Sign in with
Sign up | Sign in
Your question

Link 3 different places. 2 DSL Connections

Last response: in Networking
Share
July 24, 2012 11:45:27 PM

Hi folks, Im just wondering how to link 3 different places where 2 of them have internet DSL connections.

Actually Im running this layout...

Place 1:
DSL Modem connected to "Router 1" with DHCP Enabled. 192.168.1.1 and static IP assigned for every element in the network.
"Router 1" got this:
LAN:
2 computers
1 printer
1 Ubiquiti Nanostation M5 antenna to link "Place 2"
WIFI:
2 Computers

Place 2:
"Router 2" DHCP Disabled. 192.168.1.2
LAN:
1 Ubiquiti Nanostation M5 antenna to link "Place 1"
WIFI:
2 Computers.

At this point everything is working fine. Computers in "Place 1" can see computers in "Place 2" over network and share files and printers. Plus "Place 2" have internet from "Place 1".

The question is... I want now to link "Place 2" to a "Place 3" using the same Nanostation M5 antennas and I can do it the same way I did Place1-Place2, BUT, what about "Place 3" router? it is connected to a DSL modem. "Router 3" should be DHCP Disabled too? What about the internet connection? I would like "Place 2" in the middle would be able to take the internet connection from both Place 1 - Place 3. It can be done keeping computers sharing files and folders between all 3 places??
July 25, 2012 1:25:22 AM

The problem here is that if you connect "Place 3" to "Place 2" the same way you connected "Place 2" to "Place 1", then you've simply extended the network by "Place 3". And now you have two ISPs on a single logical network (192.168.1.x). But that makes no sense. Typically you want one ISP accessible by all the clients of a single network.

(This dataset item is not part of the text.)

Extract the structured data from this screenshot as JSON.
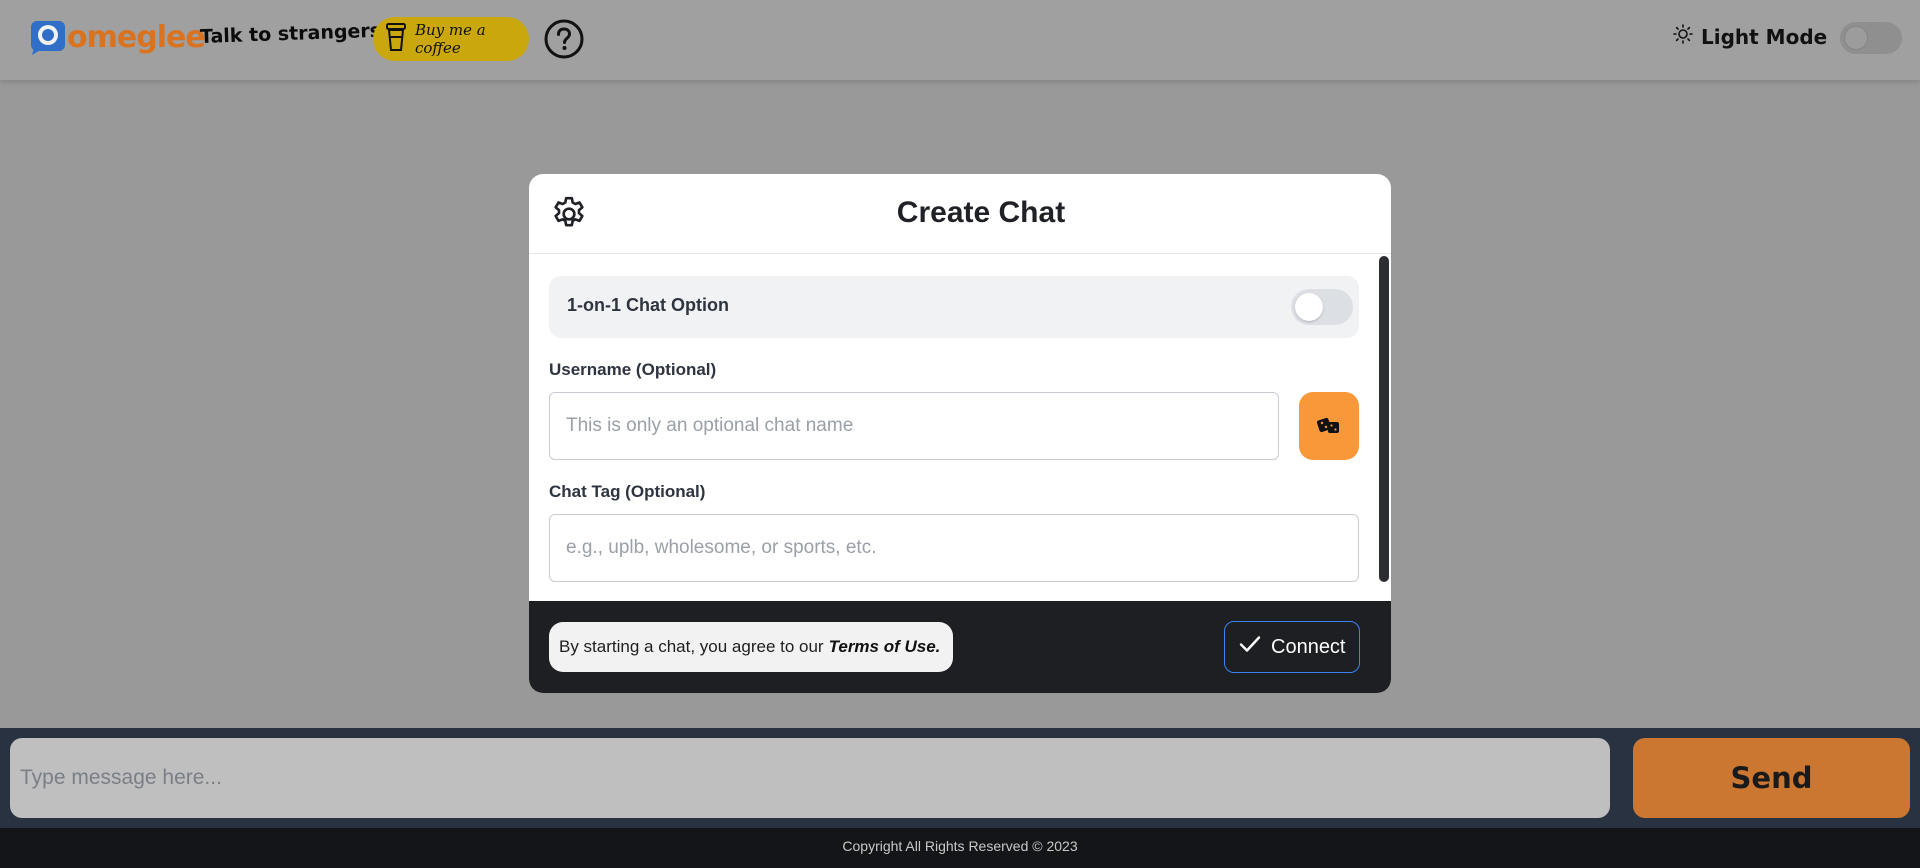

If you maintain the two ISP connections (and by extension, their routers), you’ll have a problem w/ DHCP since you’ll have TWO of them (rarely a good idea). You’ll have to disable DHCP for at least one of them (perhaps both) and manually assign gateways. OTOH, if you want all those clients to take advantage of both ISPs, then most ppl would use a multi-WAN router, and thus one gateway, one network, etc.

Frankly, the bigger problem I’m having is understanding your intentions. You describe all the “plumbing”, but I have no idea what all this is meant to achieve. It’s the objectives/goals that drive the design, but we’re working backwards; a lot of design decisions w/ no clear objectives/goals (you may have something in mind, but it’s not coming across in your description).

m
0
l
July 25, 2012 3:10:38 AM

@eibgrad thanks for your response, actually place 1 and place 2 are two of my offices, place 3 is home. Since I live in Venezuela and the internet services here mostly sucks (not even talk about electricity) I would like to be able to get it from place 1 or 3 if one of them fails. In Place 2 is really a problem to get DSL so I link it wirelessly to get it from 1 as said before.

The big picture, in a short future is to put IP Cameras in Place 1 and Place 2 so I can watch them even being at home.

May be I need to replot my layout or my configuration on routers / computers, thats what I need help for.
m
0
l
Related resources
!